*What needs to be done*
Scan the lines below; pull out those with "Attorneys".

**** Records for the task

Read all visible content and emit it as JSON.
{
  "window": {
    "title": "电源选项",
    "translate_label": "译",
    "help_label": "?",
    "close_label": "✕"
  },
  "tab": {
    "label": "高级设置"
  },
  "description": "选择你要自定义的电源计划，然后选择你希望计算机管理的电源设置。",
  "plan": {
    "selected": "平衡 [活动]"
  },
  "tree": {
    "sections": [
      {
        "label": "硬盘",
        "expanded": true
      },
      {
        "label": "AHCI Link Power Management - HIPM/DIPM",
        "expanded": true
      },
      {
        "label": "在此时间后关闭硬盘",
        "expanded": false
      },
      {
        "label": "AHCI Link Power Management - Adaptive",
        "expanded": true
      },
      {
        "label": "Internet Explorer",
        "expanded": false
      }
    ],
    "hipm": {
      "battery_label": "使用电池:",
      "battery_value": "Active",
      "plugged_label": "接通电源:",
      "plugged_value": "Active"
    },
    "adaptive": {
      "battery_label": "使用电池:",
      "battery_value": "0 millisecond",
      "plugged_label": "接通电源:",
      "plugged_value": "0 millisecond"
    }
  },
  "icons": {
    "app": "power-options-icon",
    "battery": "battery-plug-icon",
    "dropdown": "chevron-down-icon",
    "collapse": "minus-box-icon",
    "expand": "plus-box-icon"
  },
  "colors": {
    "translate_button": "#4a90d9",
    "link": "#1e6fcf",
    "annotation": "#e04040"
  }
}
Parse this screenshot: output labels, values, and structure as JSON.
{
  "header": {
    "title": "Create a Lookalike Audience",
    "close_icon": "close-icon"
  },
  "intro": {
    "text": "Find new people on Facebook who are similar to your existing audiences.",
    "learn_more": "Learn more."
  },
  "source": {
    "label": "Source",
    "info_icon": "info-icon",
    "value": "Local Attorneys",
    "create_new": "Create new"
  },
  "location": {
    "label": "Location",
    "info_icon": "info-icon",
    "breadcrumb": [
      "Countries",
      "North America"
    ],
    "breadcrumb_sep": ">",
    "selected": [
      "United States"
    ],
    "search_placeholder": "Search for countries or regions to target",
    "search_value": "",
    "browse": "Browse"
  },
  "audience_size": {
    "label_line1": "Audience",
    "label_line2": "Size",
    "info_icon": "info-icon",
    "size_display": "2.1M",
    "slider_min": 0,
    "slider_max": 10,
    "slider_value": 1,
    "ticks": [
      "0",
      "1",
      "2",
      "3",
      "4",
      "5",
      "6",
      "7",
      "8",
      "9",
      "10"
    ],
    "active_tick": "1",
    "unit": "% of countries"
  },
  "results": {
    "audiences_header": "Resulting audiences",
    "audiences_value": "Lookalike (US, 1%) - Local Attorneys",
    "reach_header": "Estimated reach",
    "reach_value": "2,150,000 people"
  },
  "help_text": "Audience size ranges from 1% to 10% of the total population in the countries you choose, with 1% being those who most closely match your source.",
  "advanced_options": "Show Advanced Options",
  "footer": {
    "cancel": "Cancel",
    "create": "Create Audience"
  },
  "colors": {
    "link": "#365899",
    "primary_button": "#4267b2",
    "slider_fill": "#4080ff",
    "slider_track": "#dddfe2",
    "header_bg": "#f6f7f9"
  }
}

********

*Written solution*
    "value": "Local Attorneys",
    "audiences_value": "Lookalike (US, 1%) - Local Attorneys",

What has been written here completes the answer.